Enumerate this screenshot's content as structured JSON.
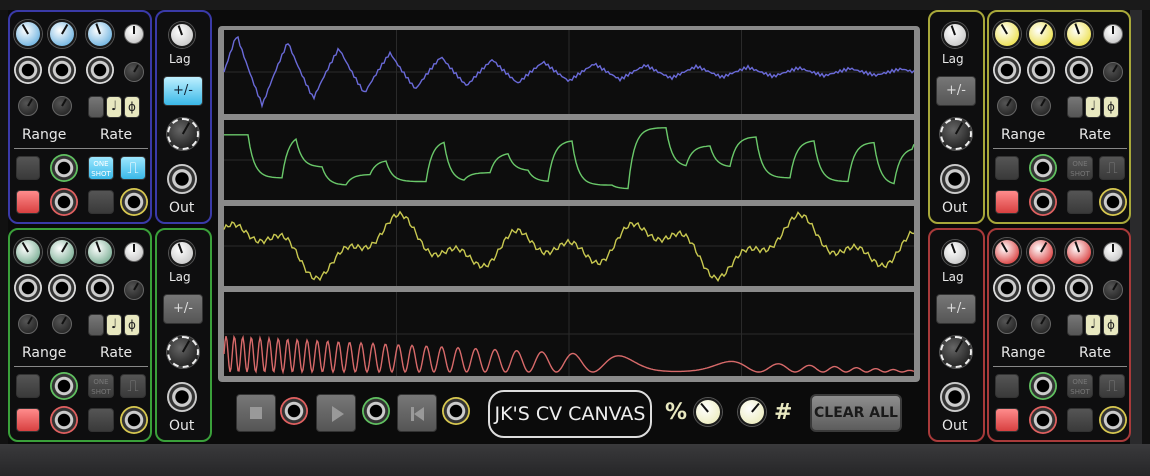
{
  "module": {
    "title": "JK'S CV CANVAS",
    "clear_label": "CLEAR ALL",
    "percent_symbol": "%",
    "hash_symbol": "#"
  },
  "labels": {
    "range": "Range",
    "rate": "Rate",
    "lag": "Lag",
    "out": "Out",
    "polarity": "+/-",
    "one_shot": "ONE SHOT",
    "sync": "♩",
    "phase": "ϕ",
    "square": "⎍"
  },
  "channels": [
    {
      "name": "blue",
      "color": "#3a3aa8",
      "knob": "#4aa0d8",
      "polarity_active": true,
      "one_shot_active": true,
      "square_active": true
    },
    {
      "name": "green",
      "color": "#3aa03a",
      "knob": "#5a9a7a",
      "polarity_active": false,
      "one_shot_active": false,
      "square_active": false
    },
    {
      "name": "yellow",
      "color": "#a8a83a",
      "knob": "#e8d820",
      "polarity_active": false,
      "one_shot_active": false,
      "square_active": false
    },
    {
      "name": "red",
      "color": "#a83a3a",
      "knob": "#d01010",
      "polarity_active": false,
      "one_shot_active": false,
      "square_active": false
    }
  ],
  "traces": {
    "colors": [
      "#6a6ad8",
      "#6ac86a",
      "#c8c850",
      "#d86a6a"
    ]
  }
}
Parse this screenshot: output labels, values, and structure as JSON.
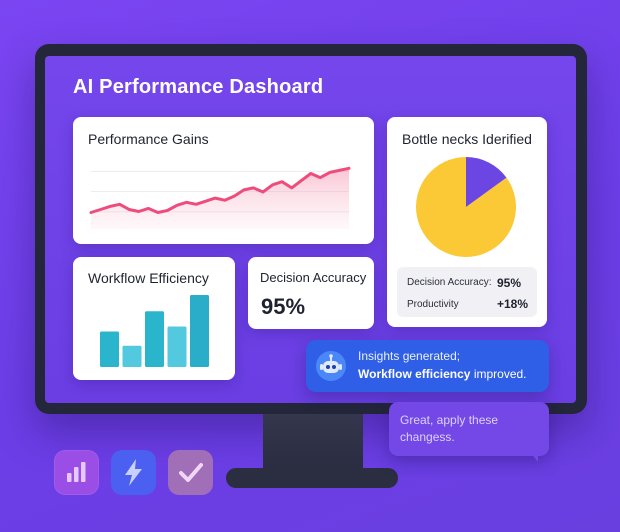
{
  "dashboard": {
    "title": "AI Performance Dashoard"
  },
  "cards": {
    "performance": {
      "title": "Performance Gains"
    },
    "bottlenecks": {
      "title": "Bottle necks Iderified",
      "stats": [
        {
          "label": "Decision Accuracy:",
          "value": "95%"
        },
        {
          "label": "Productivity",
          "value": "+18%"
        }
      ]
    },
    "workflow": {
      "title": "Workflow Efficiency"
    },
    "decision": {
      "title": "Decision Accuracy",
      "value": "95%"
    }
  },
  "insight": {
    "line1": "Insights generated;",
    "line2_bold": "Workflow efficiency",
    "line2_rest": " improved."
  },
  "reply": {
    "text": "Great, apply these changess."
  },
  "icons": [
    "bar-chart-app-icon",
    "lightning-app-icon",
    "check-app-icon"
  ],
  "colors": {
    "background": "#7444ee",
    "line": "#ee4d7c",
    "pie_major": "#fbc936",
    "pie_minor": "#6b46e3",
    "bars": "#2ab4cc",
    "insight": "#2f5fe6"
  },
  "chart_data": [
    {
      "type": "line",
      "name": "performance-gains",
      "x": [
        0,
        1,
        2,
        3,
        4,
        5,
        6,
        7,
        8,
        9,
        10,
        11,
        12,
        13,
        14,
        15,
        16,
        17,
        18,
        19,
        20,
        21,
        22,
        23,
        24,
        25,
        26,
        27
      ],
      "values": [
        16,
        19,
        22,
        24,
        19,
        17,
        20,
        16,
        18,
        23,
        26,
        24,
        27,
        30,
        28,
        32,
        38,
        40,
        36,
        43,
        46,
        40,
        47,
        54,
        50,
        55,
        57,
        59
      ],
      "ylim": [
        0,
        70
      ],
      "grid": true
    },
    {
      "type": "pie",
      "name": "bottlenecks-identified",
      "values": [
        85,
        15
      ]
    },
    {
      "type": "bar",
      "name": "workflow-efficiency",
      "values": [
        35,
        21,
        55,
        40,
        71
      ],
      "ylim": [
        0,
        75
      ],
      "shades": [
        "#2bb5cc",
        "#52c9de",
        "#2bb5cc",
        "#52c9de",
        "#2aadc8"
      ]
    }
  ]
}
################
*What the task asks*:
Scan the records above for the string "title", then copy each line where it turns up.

*Written reply*:
    "title": "JK'S CV CANVAS",
    "title": "AI Performance Dashoard"
      "title": "Performance Gains"
      "title": "Bottle necks Iderified",
      "title": "Workflow Efficiency"
      "title": "Decision Accuracy",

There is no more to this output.